**What this task involves**
Sort through the material below and copy each line with "rank".

**Entries shown**
----

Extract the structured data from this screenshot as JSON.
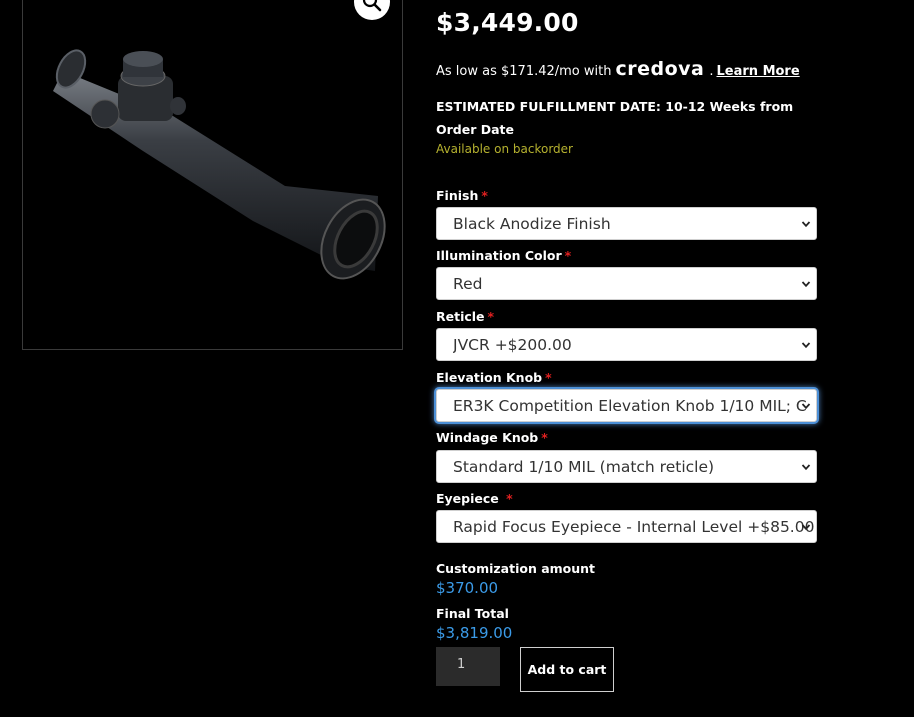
{
  "product": {
    "price": "$3,449.00",
    "zoom_icon": "magnifier-icon"
  },
  "financing": {
    "prefix": "As low as $171.42/mo with",
    "brand": "credova",
    "separator": ".",
    "learn_more": "Learn More"
  },
  "fulfillment": {
    "text": "ESTIMATED FULFILLMENT DATE: 10-12 Weeks from Order Date",
    "availability": "Available on backorder"
  },
  "options": [
    {
      "label": "Finish",
      "required": "*",
      "value": "Black Anodize Finish"
    },
    {
      "label": "Illumination Color",
      "required": "*",
      "value": "Red"
    },
    {
      "label": "Reticle",
      "required": "*",
      "value": "JVCR +$200.00"
    },
    {
      "label": "Elevation Knob",
      "required": "*",
      "value": "ER3K Competition Elevation Knob 1/10 MIL; C"
    },
    {
      "label": "Windage Knob",
      "required": "*",
      "value": "Standard 1/10 MIL (match reticle)"
    },
    {
      "label": "Eyepiece ",
      "required": "*",
      "value": "Rapid Focus Eyepiece - Internal Level +$85.00"
    }
  ],
  "totals": {
    "customization_label": "Customization amount",
    "customization_value": "$370.00",
    "final_label": "Final Total",
    "final_value": "$3,819.00"
  },
  "cart": {
    "quantity": "1",
    "add_to_cart": "Add to cart"
  },
  "colors": {
    "background": "#000000",
    "availability": "#b5b12f",
    "amount": "#3b9be8",
    "required": "#e02020",
    "focus_ring": "#4c8fd6"
  }
}
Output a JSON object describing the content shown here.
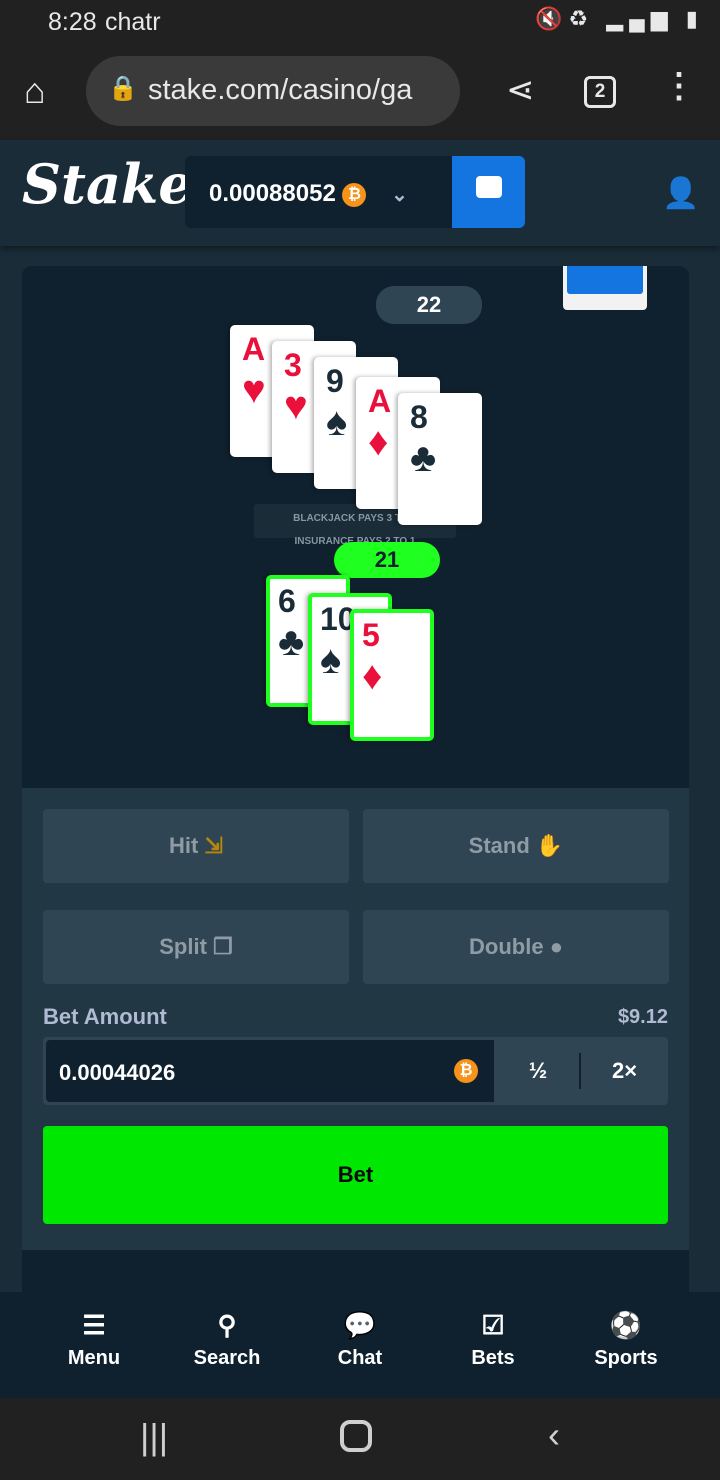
{
  "status": {
    "time": "8:28",
    "carrier": "chatr"
  },
  "browser": {
    "url": "stake.com/casino/ga",
    "tab_count": "2"
  },
  "header": {
    "logo": "Stake",
    "balance": "0.00088052",
    "currency_icon": "bitcoin-icon"
  },
  "game": {
    "dealer_total": "22",
    "dealer_cards": [
      {
        "rank": "A",
        "suit": "♥",
        "color": "red"
      },
      {
        "rank": "3",
        "suit": "♥",
        "color": "red"
      },
      {
        "rank": "9",
        "suit": "♠",
        "color": "blk"
      },
      {
        "rank": "A",
        "suit": "♦",
        "color": "red"
      },
      {
        "rank": "8",
        "suit": "♣",
        "color": "blk"
      }
    ],
    "banner_1": "BLACKJACK PAYS 3 TO 2",
    "banner_2": "INSURANCE PAYS 2 TO 1",
    "player_total": "21",
    "player_cards": [
      {
        "rank": "6",
        "suit": "♣",
        "color": "blk"
      },
      {
        "rank": "10",
        "suit": "♠",
        "color": "blk"
      },
      {
        "rank": "5",
        "suit": "♦",
        "color": "red"
      }
    ]
  },
  "controls": {
    "hit": "Hit",
    "stand": "Stand",
    "split": "Split",
    "double": "Double",
    "bet_amount_label": "Bet Amount",
    "bet_usd": "$9.12",
    "bet_value": "0.00044026",
    "half": "½",
    "double_bet": "2×",
    "bet_button": "Bet"
  },
  "nav": [
    {
      "label": "Menu",
      "icon": "☰"
    },
    {
      "label": "Search",
      "icon": "⚲"
    },
    {
      "label": "Chat",
      "icon": "💬"
    },
    {
      "label": "Bets",
      "icon": "☑"
    },
    {
      "label": "Sports",
      "icon": "⚽"
    }
  ],
  "colors": {
    "accent_green": "#00e701",
    "wallet_blue": "#1475e1",
    "win_green": "#1fff20"
  }
}
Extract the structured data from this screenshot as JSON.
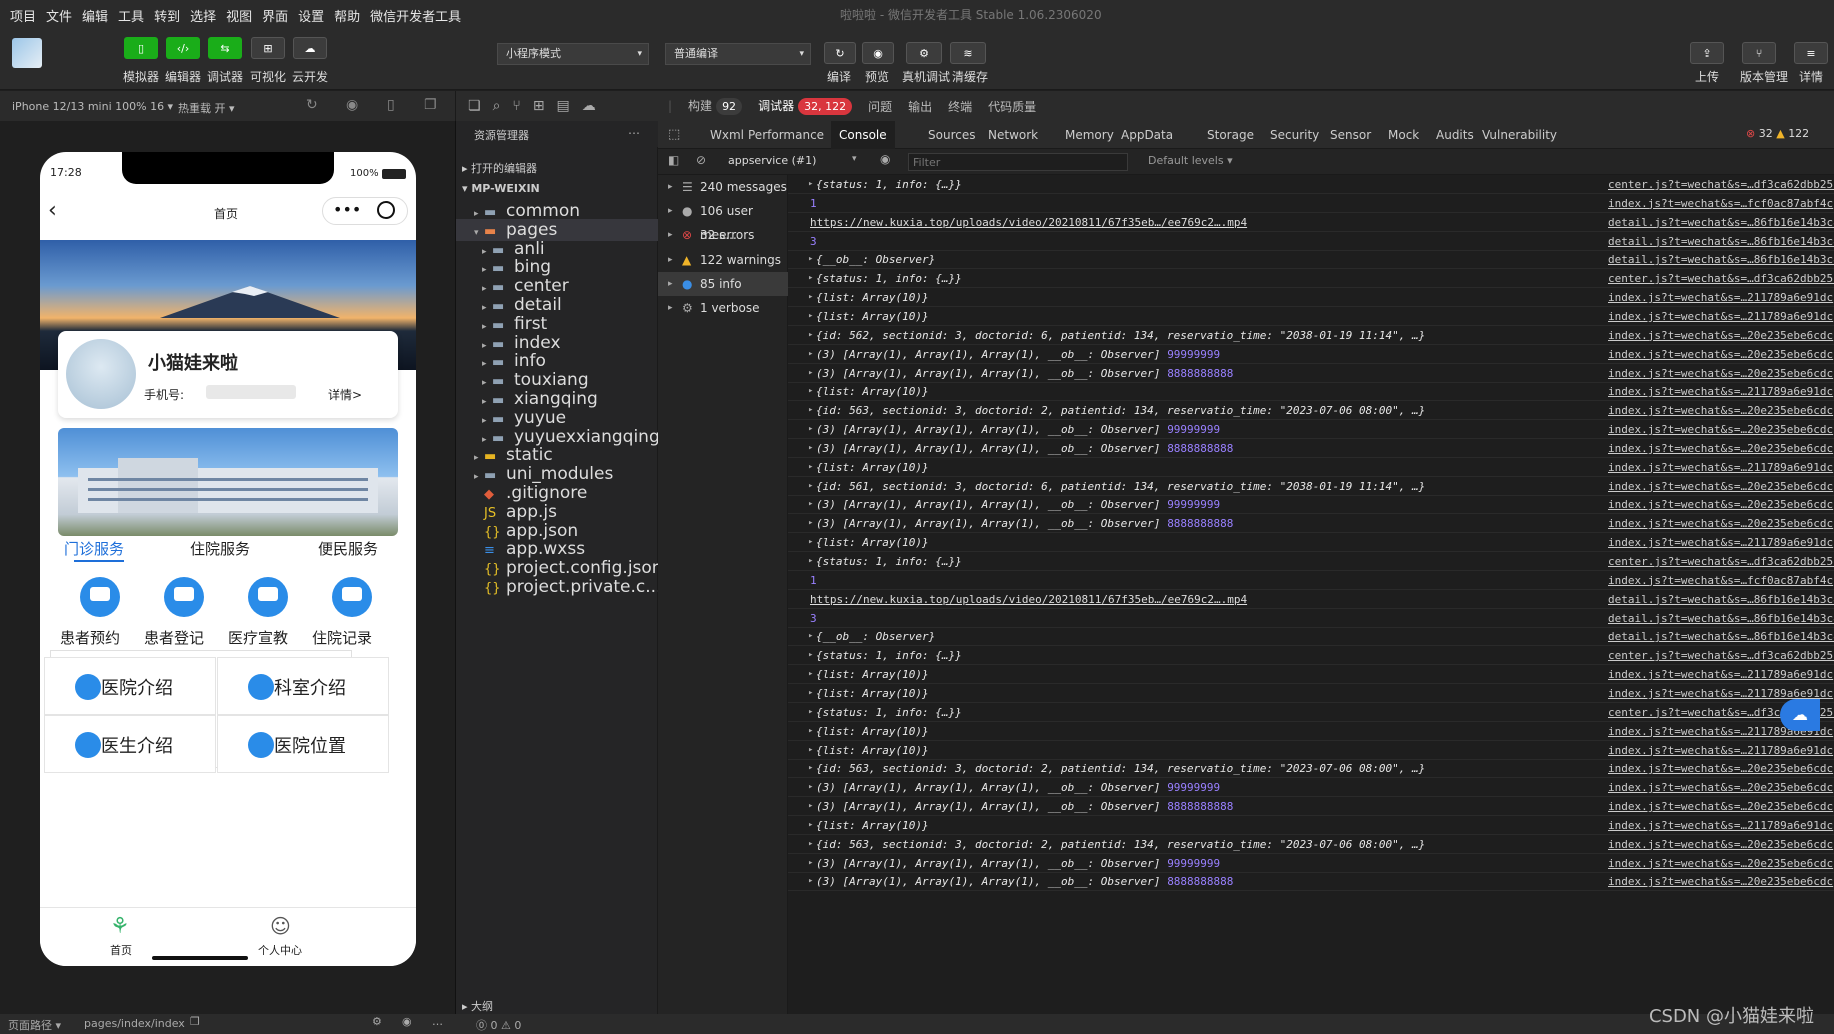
{
  "menu": [
    "项目",
    "文件",
    "编辑",
    "工具",
    "转到",
    "选择",
    "视图",
    "界面",
    "设置",
    "帮助",
    "微信开发者工具"
  ],
  "window_title": "啦啦啦 - 微信开发者工具 Stable 1.06.2306020",
  "toolbar": {
    "left_buttons": [
      {
        "icon": "phone-icon",
        "label": "模拟器"
      },
      {
        "icon": "code-icon",
        "label": "编辑器"
      },
      {
        "icon": "debug-icon",
        "label": "调试器"
      },
      {
        "icon": "layout-icon",
        "label": "可视化"
      },
      {
        "icon": "cloud-icon",
        "label": "云开发"
      }
    ],
    "mode_select": "小程序模式",
    "compile_select": "普通编译",
    "mid_buttons": [
      {
        "icon": "refresh-icon",
        "label": "编译"
      },
      {
        "icon": "eye-icon",
        "label": "预览"
      },
      {
        "icon": "bug-icon",
        "label": "真机调试"
      },
      {
        "icon": "layers-icon",
        "label": "清缓存"
      }
    ],
    "right_buttons": [
      {
        "icon": "upload-icon",
        "label": "上传"
      },
      {
        "icon": "branch-icon",
        "label": "版本管理"
      },
      {
        "icon": "menu-icon",
        "label": "详情"
      }
    ]
  },
  "simulator": {
    "device": "iPhone 12/13 mini 100% 16",
    "hotreload": "热重载 开"
  },
  "phone": {
    "time": "17:28",
    "battery": "100%",
    "nav_title": "首页",
    "user_name": "小猫娃来啦",
    "phone_label": "手机号:",
    "detail_link": "详情>",
    "tabs": [
      "门诊服务",
      "住院服务",
      "便民服务"
    ],
    "services": [
      "患者预约",
      "患者登记",
      "医疗宣教",
      "住院记录"
    ],
    "cards": [
      "医院介绍",
      "科室介绍",
      "医生介绍",
      "医院位置"
    ],
    "tabbar": [
      "首页",
      "个人中心"
    ]
  },
  "explorer": {
    "title": "资源管理器",
    "open_editors": "打开的编辑器",
    "root": "MP-WEIXIN",
    "items": [
      {
        "name": "common",
        "depth": 1,
        "type": "folder",
        "chev": "▸"
      },
      {
        "name": "pages",
        "depth": 1,
        "type": "folder-open",
        "chev": "▾"
      },
      {
        "name": "anli",
        "depth": 2,
        "type": "folder",
        "chev": "▸"
      },
      {
        "name": "bing",
        "depth": 2,
        "type": "folder",
        "chev": "▸"
      },
      {
        "name": "center",
        "depth": 2,
        "type": "folder",
        "chev": "▸"
      },
      {
        "name": "detail",
        "depth": 2,
        "type": "folder",
        "chev": "▸"
      },
      {
        "name": "first",
        "depth": 2,
        "type": "folder",
        "chev": "▸"
      },
      {
        "name": "index",
        "depth": 2,
        "type": "folder",
        "chev": "▸"
      },
      {
        "name": "info",
        "depth": 2,
        "type": "folder",
        "chev": "▸"
      },
      {
        "name": "touxiang",
        "depth": 2,
        "type": "folder",
        "chev": "▸"
      },
      {
        "name": "xiangqing",
        "depth": 2,
        "type": "folder",
        "chev": "▸"
      },
      {
        "name": "yuyue",
        "depth": 2,
        "type": "folder",
        "chev": "▸"
      },
      {
        "name": "yuyuexxiangqing",
        "depth": 2,
        "type": "folder",
        "chev": "▸"
      },
      {
        "name": "static",
        "depth": 1,
        "type": "folder-y",
        "chev": "▸"
      },
      {
        "name": "uni_modules",
        "depth": 1,
        "type": "folder",
        "chev": "▸"
      },
      {
        "name": ".gitignore",
        "depth": 1,
        "type": "git",
        "chev": ""
      },
      {
        "name": "app.js",
        "depth": 1,
        "type": "js",
        "chev": ""
      },
      {
        "name": "app.json",
        "depth": 1,
        "type": "json",
        "chev": ""
      },
      {
        "name": "app.wxss",
        "depth": 1,
        "type": "css",
        "chev": ""
      },
      {
        "name": "project.config.json",
        "depth": 1,
        "type": "json",
        "chev": ""
      },
      {
        "name": "project.private.c...",
        "depth": 1,
        "type": "json",
        "chev": ""
      }
    ],
    "outline": "大纲",
    "status": "⓪ 0 ⚠ 0"
  },
  "devtools": {
    "top_tabs": [
      {
        "label": "构建",
        "badge": "92",
        "badge_color": "#3c3c3c"
      },
      {
        "label": "调试器",
        "badge": "32, 122",
        "badge_color": "#d9363e"
      },
      {
        "label": "问题"
      },
      {
        "label": "输出"
      },
      {
        "label": "终端"
      },
      {
        "label": "代码质量"
      }
    ],
    "tabs": [
      "Wxml",
      "Performance",
      "Console",
      "Sources",
      "Network",
      "Memory",
      "AppData",
      "Storage",
      "Security",
      "Sensor",
      "Mock",
      "Audits",
      "Vulnerability"
    ],
    "active_tab": "Console",
    "error_count": "32",
    "warn_count": "122",
    "context": "appservice (#1)",
    "filter_placeholder": "Filter",
    "levels": "Default levels",
    "sidebar": [
      {
        "icon": "list-icon",
        "label": "240 messages"
      },
      {
        "icon": "user-icon",
        "label": "106 user mes..."
      },
      {
        "icon": "error-icon",
        "label": "32 errors"
      },
      {
        "icon": "warning-icon",
        "label": "122 warnings"
      },
      {
        "icon": "info-icon",
        "label": "85 info"
      },
      {
        "icon": "gear-icon",
        "label": "1 verbose"
      }
    ],
    "rows": [
      {
        "t": "obj",
        "text": "{status: 1, info: {…}}",
        "src": "center.js?t=wechat&s=…df3ca62dbb25c"
      },
      {
        "t": "num",
        "text": "1",
        "src": "index.js?t=wechat&s=…fcf0ac87abf4c"
      },
      {
        "t": "link",
        "text": "https://new.kuxia.top/uploads/video/20210811/67f35eb…/ee769c2….mp4",
        "src": "detail.js?t=wechat&s=…86fb16e14b3c8"
      },
      {
        "t": "num",
        "text": "3",
        "src": "detail.js?t=wechat&s=…86fb16e14b3c8"
      },
      {
        "t": "obj",
        "text": "{__ob__: Observer}",
        "src": "detail.js?t=wechat&s=…86fb16e14b3c8"
      },
      {
        "t": "obj",
        "text": "{status: 1, info: {…}}",
        "src": "center.js?t=wechat&s=…df3ca62dbb25c"
      },
      {
        "t": "obj",
        "text": "{list: Array(10)}",
        "src": "index.js?t=wechat&s=…211789a6e91dc"
      },
      {
        "t": "obj",
        "text": "{list: Array(10)}",
        "src": "index.js?t=wechat&s=…211789a6e91dc"
      },
      {
        "t": "obj",
        "text": "{id: 562, sectionid: 3, doctorid: 6, patientid: 134, reservatio_time: \"2038-01-19 11:14\", …}",
        "src": "index.js?t=wechat&s=…20e235ebe6cdc"
      },
      {
        "t": "arr",
        "text": "(3) [Array(1), Array(1), Array(1), __ob__: Observer]",
        "n": "99999999",
        "src": "index.js?t=wechat&s=…20e235ebe6cdc"
      },
      {
        "t": "arr",
        "text": "(3) [Array(1), Array(1), Array(1), __ob__: Observer]",
        "n": "8888888888",
        "src": "index.js?t=wechat&s=…20e235ebe6cdc"
      },
      {
        "t": "obj",
        "text": "{list: Array(10)}",
        "src": "index.js?t=wechat&s=…211789a6e91dc"
      },
      {
        "t": "obj",
        "text": "{id: 563, sectionid: 3, doctorid: 2, patientid: 134, reservatio_time: \"2023-07-06 08:00\", …}",
        "src": "index.js?t=wechat&s=…20e235ebe6cdc"
      },
      {
        "t": "arr",
        "text": "(3) [Array(1), Array(1), Array(1), __ob__: Observer]",
        "n": "99999999",
        "src": "index.js?t=wechat&s=…20e235ebe6cdc"
      },
      {
        "t": "arr",
        "text": "(3) [Array(1), Array(1), Array(1), __ob__: Observer]",
        "n": "8888888888",
        "src": "index.js?t=wechat&s=…20e235ebe6cdc"
      },
      {
        "t": "obj",
        "text": "{list: Array(10)}",
        "src": "index.js?t=wechat&s=…211789a6e91dc"
      },
      {
        "t": "obj",
        "text": "{id: 561, sectionid: 3, doctorid: 6, patientid: 134, reservatio_time: \"2038-01-19 11:14\", …}",
        "src": "index.js?t=wechat&s=…20e235ebe6cdc"
      },
      {
        "t": "arr",
        "text": "(3) [Array(1), Array(1), Array(1), __ob__: Observer]",
        "n": "99999999",
        "src": "index.js?t=wechat&s=…20e235ebe6cdc"
      },
      {
        "t": "arr",
        "text": "(3) [Array(1), Array(1), Array(1), __ob__: Observer]",
        "n": "8888888888",
        "src": "index.js?t=wechat&s=…20e235ebe6cdc"
      },
      {
        "t": "obj",
        "text": "{list: Array(10)}",
        "src": "index.js?t=wechat&s=…211789a6e91dc"
      },
      {
        "t": "obj",
        "text": "{status: 1, info: {…}}",
        "src": "center.js?t=wechat&s=…df3ca62dbb25c"
      },
      {
        "t": "num",
        "text": "1",
        "src": "index.js?t=wechat&s=…fcf0ac87abf4c"
      },
      {
        "t": "link",
        "text": "https://new.kuxia.top/uploads/video/20210811/67f35eb…/ee769c2….mp4",
        "src": "detail.js?t=wechat&s=…86fb16e14b3c8"
      },
      {
        "t": "num",
        "text": "3",
        "src": "detail.js?t=wechat&s=…86fb16e14b3c8"
      },
      {
        "t": "obj",
        "text": "{__ob__: Observer}",
        "src": "detail.js?t=wechat&s=…86fb16e14b3c8"
      },
      {
        "t": "obj",
        "text": "{status: 1, info: {…}}",
        "src": "center.js?t=wechat&s=…df3ca62dbb25c"
      },
      {
        "t": "obj",
        "text": "{list: Array(10)}",
        "src": "index.js?t=wechat&s=…211789a6e91dc"
      },
      {
        "t": "obj",
        "text": "{list: Array(10)}",
        "src": "index.js?t=wechat&s=…211789a6e91dc"
      },
      {
        "t": "obj",
        "text": "{status: 1, info: {…}}",
        "src": "center.js?t=wechat&s=…df3ca62dbb25c"
      },
      {
        "t": "obj",
        "text": "{list: Array(10)}",
        "src": "index.js?t=wechat&s=…211789a6e91dc"
      },
      {
        "t": "obj",
        "text": "{list: Array(10)}",
        "src": "index.js?t=wechat&s=…211789a6e91dc"
      },
      {
        "t": "obj",
        "text": "{id: 563, sectionid: 3, doctorid: 2, patientid: 134, reservatio_time: \"2023-07-06 08:00\", …}",
        "src": "index.js?t=wechat&s=…20e235ebe6cdc"
      },
      {
        "t": "arr",
        "text": "(3) [Array(1), Array(1), Array(1), __ob__: Observer]",
        "n": "99999999",
        "src": "index.js?t=wechat&s=…20e235ebe6cdc"
      },
      {
        "t": "arr",
        "text": "(3) [Array(1), Array(1), Array(1), __ob__: Observer]",
        "n": "8888888888",
        "src": "index.js?t=wechat&s=…20e235ebe6cdc"
      },
      {
        "t": "obj",
        "text": "{list: Array(10)}",
        "src": "index.js?t=wechat&s=…211789a6e91dc"
      },
      {
        "t": "obj",
        "text": "{id: 563, sectionid: 3, doctorid: 2, patientid: 134, reservatio_time: \"2023-07-06 08:00\", …}",
        "src": "index.js?t=wechat&s=…20e235ebe6cdc"
      },
      {
        "t": "arr",
        "text": "(3) [Array(1), Array(1), Array(1), __ob__: Observer]",
        "n": "99999999",
        "src": "index.js?t=wechat&s=…20e235ebe6cdc"
      },
      {
        "t": "arr",
        "text": "(3) [Array(1), Array(1), Array(1), __ob__: Observer]",
        "n": "8888888888",
        "src": "index.js?t=wechat&s=…20e235ebe6cdc"
      }
    ]
  },
  "statusbar": {
    "path_label": "页面路径",
    "path": "pages/index/index"
  },
  "watermark": "CSDN @小猫娃来啦"
}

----

**Task answer**
        "rank": "A",
        "rank": "3",
        "rank": "9",
        "rank": "A",
        "rank": "8",
        "rank": "6",
        "rank": "10",
        "rank": "5",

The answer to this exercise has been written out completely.